In relation to this, Section 20 of R.A. No. 10066 or “An Act Providing for the Protection and Conservation of the National Cultural Heritage, Strengthening the National Commission for Culture and the Arts and Its Affiliated Cultural Agencies and for Other Purposes” also provides that immovable national cultural treasures shall not be rebuilt, defaced or otherwise changed in a manner which would destroy the property’s dignity and authenticity, except to save such property from destruction due to natural causes.
However, NHCP, despite having the power and authority to preserve the sightline of the monument, has decided to approve the construction of the building despite having first expressed its opposition towards it. If so, can the Court order the NHCP to decide otherwise?
Cultural heritage versus modern sensibilities
The controversy surrounding the construction of Torre de Manila raises two alarming issues. The first is the lack of consideration from DMCI by constructing a high rise building which would adversely affect an important national shrine, and the second is the wanton disregard of zoning regulations intended to protect not only the beauty and significance of such a monument, but also the residents of a certain area.
On the first issue, the lack of consideration and respect over national works of art which honor national heroes who have directly contributed in shaping the nation’s historical development is reflective of how modern sensibilities have been dulled to the point that protecting important shrines are no longer of importance if it can give way to economic benefits. A keen observation of the area surrounding the Rizal Park would show that no one has actually dared to erect a building as high as the Torre de Manila and steal the focus of the view from Rizal’s humble monument. Indeed, being the first to build a towering condominium in the area would mean solely capturing a huge market, but this is for the price of actually trampling a monument of a national hero. In addition, this could also spark a construction spree in the area, which would ultimately lead to the deterioration of the Rizal skyline.
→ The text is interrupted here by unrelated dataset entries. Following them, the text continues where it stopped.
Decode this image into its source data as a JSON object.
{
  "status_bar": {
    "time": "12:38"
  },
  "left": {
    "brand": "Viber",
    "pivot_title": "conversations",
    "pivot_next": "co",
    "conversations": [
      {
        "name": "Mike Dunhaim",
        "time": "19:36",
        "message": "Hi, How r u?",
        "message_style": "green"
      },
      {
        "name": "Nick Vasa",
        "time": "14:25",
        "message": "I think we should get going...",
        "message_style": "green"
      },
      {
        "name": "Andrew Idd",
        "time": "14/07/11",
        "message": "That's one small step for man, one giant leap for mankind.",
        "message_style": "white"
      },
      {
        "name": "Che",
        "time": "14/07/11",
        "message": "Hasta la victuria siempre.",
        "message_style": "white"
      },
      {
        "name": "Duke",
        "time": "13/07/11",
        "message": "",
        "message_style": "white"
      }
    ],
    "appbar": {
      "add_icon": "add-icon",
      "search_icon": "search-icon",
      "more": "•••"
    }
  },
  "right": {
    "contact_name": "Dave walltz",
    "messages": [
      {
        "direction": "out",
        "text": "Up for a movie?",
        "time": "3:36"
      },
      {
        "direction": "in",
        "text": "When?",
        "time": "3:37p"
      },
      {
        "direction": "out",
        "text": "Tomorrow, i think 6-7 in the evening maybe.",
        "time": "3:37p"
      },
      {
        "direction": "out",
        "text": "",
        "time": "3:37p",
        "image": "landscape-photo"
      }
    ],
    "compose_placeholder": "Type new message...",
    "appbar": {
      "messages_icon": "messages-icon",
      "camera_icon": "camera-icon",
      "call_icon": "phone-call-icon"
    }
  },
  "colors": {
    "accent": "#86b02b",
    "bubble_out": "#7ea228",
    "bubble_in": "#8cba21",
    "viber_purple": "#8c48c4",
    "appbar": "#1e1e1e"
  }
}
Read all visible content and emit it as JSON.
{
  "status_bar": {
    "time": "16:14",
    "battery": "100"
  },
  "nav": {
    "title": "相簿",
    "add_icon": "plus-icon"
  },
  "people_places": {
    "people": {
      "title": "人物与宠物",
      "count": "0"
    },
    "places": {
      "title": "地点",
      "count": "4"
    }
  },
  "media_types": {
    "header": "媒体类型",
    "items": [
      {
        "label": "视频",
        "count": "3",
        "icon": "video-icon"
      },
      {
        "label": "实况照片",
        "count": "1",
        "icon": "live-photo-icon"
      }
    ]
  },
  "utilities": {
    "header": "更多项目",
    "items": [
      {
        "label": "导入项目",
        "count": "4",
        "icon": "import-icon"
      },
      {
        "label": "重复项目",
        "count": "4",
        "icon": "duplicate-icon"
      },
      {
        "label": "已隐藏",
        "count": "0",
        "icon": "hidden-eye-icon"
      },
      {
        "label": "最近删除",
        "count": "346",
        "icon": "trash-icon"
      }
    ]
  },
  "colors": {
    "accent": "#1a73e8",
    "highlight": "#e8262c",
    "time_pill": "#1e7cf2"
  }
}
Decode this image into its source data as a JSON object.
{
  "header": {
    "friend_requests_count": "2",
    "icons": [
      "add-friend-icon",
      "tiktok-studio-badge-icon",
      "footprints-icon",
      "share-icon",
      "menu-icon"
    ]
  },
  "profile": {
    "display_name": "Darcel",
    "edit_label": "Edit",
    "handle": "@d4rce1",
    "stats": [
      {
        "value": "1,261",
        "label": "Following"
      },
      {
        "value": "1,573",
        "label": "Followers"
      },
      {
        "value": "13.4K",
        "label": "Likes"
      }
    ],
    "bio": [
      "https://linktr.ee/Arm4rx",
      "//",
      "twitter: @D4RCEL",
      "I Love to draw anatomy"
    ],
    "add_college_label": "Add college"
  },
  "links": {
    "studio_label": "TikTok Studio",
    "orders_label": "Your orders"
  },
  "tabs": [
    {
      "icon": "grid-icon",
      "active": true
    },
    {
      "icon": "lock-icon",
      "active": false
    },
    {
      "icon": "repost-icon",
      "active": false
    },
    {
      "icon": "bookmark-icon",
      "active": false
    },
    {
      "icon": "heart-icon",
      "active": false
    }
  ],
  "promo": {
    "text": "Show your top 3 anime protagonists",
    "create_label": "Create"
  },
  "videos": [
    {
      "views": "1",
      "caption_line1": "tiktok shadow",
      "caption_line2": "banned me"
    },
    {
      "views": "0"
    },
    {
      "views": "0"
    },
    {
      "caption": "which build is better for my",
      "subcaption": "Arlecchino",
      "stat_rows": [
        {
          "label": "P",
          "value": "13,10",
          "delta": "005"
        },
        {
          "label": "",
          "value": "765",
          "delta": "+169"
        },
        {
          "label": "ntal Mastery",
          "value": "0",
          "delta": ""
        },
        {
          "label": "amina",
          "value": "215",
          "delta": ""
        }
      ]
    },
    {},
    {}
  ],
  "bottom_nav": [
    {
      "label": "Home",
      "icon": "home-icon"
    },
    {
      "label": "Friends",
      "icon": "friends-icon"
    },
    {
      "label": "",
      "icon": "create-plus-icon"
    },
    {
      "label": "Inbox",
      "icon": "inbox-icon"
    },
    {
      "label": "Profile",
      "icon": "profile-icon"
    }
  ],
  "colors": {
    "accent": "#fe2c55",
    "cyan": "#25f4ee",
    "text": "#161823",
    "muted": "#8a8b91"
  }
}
In relation to the second issue, zoning regulations have been put into place for specific reasons, particularly to protect and assist in the administration of sustainable development in a certain locality or area. Councilor Joy Dawis-Ascuncion, co-author of Manila’s city zoning ordinance, commented that at the time the zoning ordinance was drafted, the limited holding capacity of Manila was taken into consideration. The floor area ratio limitation was laid down as the City Council had to take into consideration the limitation of the city’s small pipelines, as well as limited electricity distribution, in order to properly accommodate the residents of Manila. Moreover, zoning regulations for the purpose of preserving the beauty of the park were also set in order to safeguard the respect it deserves.
The fact that both the City of Manila and the NHCP hastily approved the construction of the tower after DMCI had appealed their decisions to oppose the construction, speaks heavily of the kind of mentality people in government have over laws which were laid down for a purpose. Regardless of how swift the issuance would put an end to a certain controversy, proper rules and regulations must still be conformed with and enforced for the greater good.
Ultimately, it is disappointing that government agencies and LGUs which are primarily tasked to protect our country’s cultural heritage and identity, as well as the welfare of the its citizens, would be those who would swiftly grant DMCI’s permit, despite blatant and obvious violations. P